==== Records supplied
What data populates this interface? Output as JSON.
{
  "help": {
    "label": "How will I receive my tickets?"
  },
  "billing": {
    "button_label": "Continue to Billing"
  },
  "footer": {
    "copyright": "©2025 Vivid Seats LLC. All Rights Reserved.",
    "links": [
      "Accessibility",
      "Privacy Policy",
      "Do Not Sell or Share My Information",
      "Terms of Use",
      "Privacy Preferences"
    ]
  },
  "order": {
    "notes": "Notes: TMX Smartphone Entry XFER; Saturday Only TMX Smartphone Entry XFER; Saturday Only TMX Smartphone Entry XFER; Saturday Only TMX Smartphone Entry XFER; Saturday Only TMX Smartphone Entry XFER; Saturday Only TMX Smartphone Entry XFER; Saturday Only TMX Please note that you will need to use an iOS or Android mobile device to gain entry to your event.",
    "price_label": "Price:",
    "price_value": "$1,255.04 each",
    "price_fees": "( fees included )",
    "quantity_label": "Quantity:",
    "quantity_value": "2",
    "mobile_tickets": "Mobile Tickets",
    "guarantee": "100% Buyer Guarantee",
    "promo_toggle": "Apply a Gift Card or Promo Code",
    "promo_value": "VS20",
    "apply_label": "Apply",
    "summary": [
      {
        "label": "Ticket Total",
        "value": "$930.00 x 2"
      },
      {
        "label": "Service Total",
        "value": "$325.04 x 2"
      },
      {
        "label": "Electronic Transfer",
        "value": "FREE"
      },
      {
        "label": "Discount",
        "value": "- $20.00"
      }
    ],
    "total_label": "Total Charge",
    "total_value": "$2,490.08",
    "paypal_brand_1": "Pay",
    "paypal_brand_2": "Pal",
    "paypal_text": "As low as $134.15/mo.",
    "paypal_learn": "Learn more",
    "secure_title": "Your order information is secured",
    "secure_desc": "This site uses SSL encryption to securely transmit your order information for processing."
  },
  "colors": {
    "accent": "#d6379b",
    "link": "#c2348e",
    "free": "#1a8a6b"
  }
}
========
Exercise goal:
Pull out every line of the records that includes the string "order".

Your response:
  "order": {
    "secure_title": "Your order information is secured",
    "secure_desc": "This site uses SSL encryption to securely transmit your order information for processing."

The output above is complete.